> Directions for this task:
Look over the material for the string "text". Copy every line where it turns up.

> Supplied data:
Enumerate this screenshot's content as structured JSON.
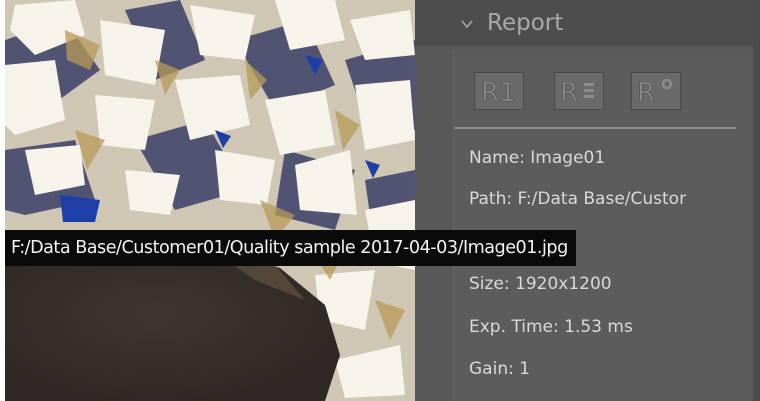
{
  "report_panel": {
    "title": "Report",
    "icons": {
      "collapse": "chevron-down-icon",
      "report_buttons": [
        "r1-report-icon",
        "r-settings-report-icon",
        "r-degree-report-icon"
      ]
    },
    "buttons": [
      {
        "label": "R1"
      },
      {
        "label": "R"
      },
      {
        "label": "R°"
      }
    ],
    "info": {
      "name": "Name: Image01",
      "path": "Path: F:/Data Base/Custor",
      "size": "Size: 1920x1200",
      "exp_time": "Exp. Time: 1.53 ms",
      "gain": "Gain: 1"
    }
  },
  "tooltip": {
    "text": "F:/Data Base/Customer01/Quality sample 2017-04-03/Image01.jpg"
  },
  "colors": {
    "panel_bg": "#585858",
    "header_bg": "#4d4d4d",
    "text": "#d9d9d9",
    "tooltip_bg": "#0a0a0a"
  }
}
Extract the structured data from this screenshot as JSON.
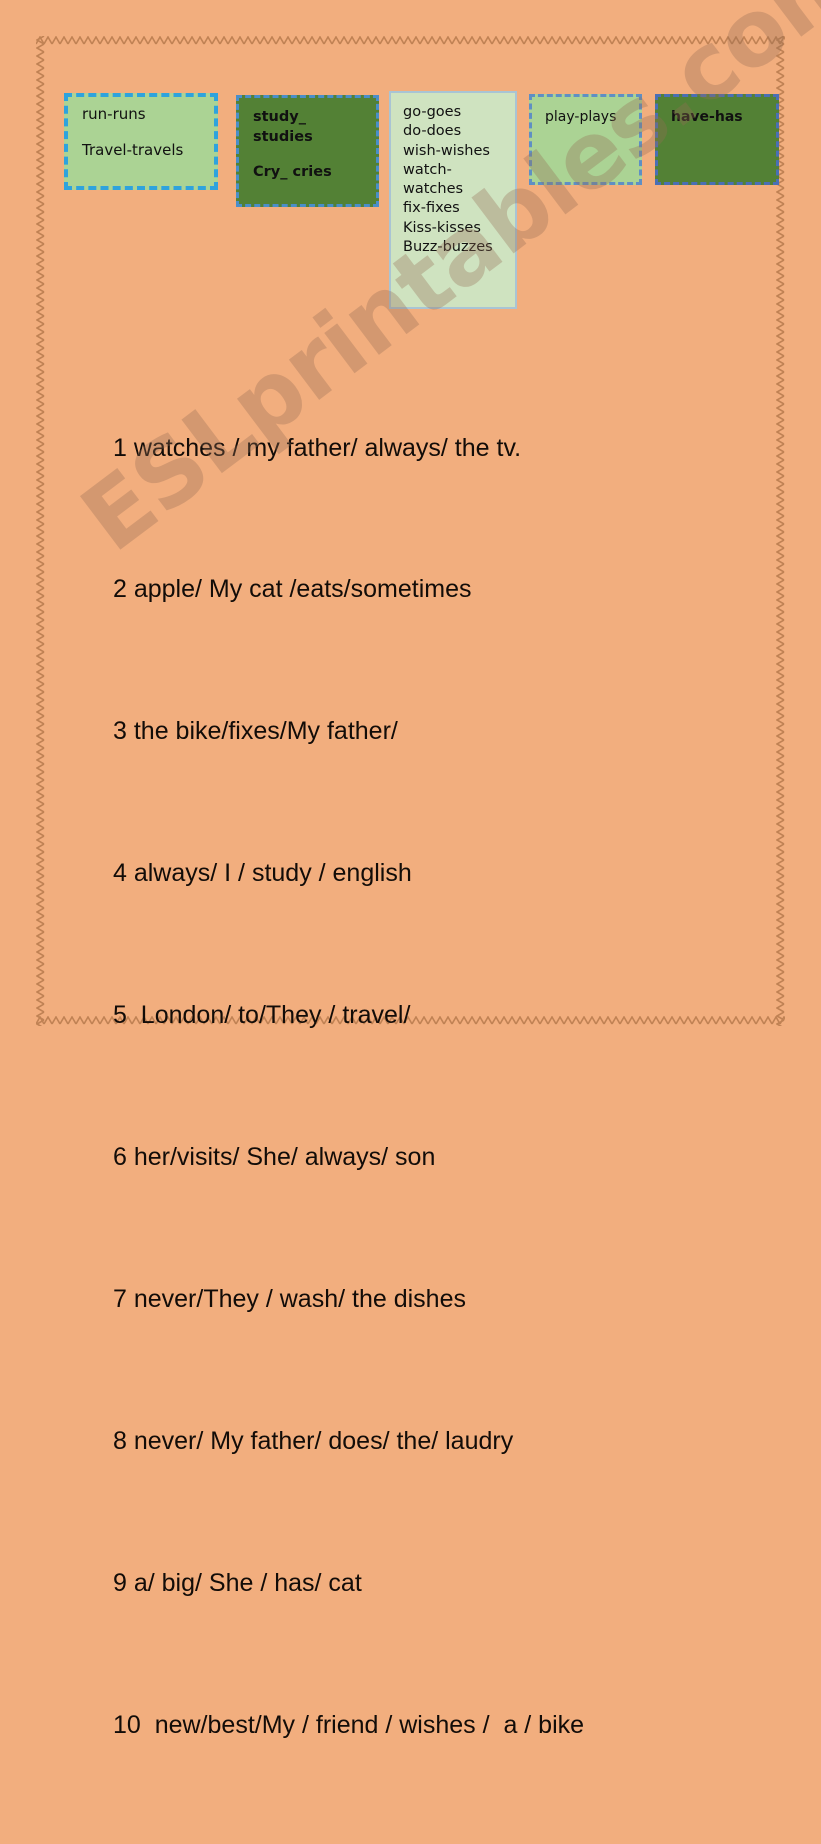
{
  "page": {
    "background_color": "#f2ae7e",
    "border_style": "zigzag-decorative-frame",
    "border_color": "#c98a5e"
  },
  "watermark": {
    "text": "ESLprintables.com",
    "color": "#96705530"
  },
  "vocab_boxes": [
    {
      "id": "box-run",
      "fill_color": "#abd394",
      "border_color": "#2ea3dd",
      "border_style": "dashed",
      "bold": false,
      "lines": [
        "run-runs",
        "Travel-travels"
      ]
    },
    {
      "id": "box-study",
      "fill_color": "#538135",
      "border_color": "#4a8ec9",
      "border_style": "dashed",
      "bold": true,
      "lines": [
        "study_",
        "studies",
        "Cry_ cries"
      ]
    },
    {
      "id": "box-list",
      "fill_color": "#cfe3c0",
      "border_color": "#a9c4d4",
      "border_style": "solid",
      "bold": false,
      "lines": [
        "go-goes",
        "do-does",
        "wish-wishes",
        "watch-",
        "watches",
        "fix-fixes",
        "Kiss-kisses",
        "Buzz-buzzes"
      ]
    },
    {
      "id": "box-play",
      "fill_color": "#abd394",
      "border_color": "#5f8fc4",
      "border_style": "dashed",
      "bold": false,
      "lines": [
        "play-plays"
      ]
    },
    {
      "id": "box-have",
      "fill_color": "#538135",
      "border_color": "#4a6fb5",
      "border_style": "dashed",
      "bold": true,
      "lines": [
        "have-has"
      ]
    }
  ],
  "sentences": [
    "1 watches / my father/ always/ the tv.",
    "2 apple/ My cat /eats/sometimes",
    "3 the bike/fixes/My father/",
    "4 always/ I / study / english",
    "5  London/ to/They / travel/",
    "6 her/visits/ She/ always/ son",
    "7 never/They / wash/ the dishes",
    "8 never/ My father/ does/ the/ laudry",
    "9 a/ big/ She / has/ cat",
    "10  new/best/My / friend / wishes /  a / bike"
  ]
}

> Expected answer:
    "text": "F:/Data Base/Customer01/Quality sample 2017-04-03/Image01.jpg"
    "text": "#d9d9d9",
    "text": "ESLprintables.com",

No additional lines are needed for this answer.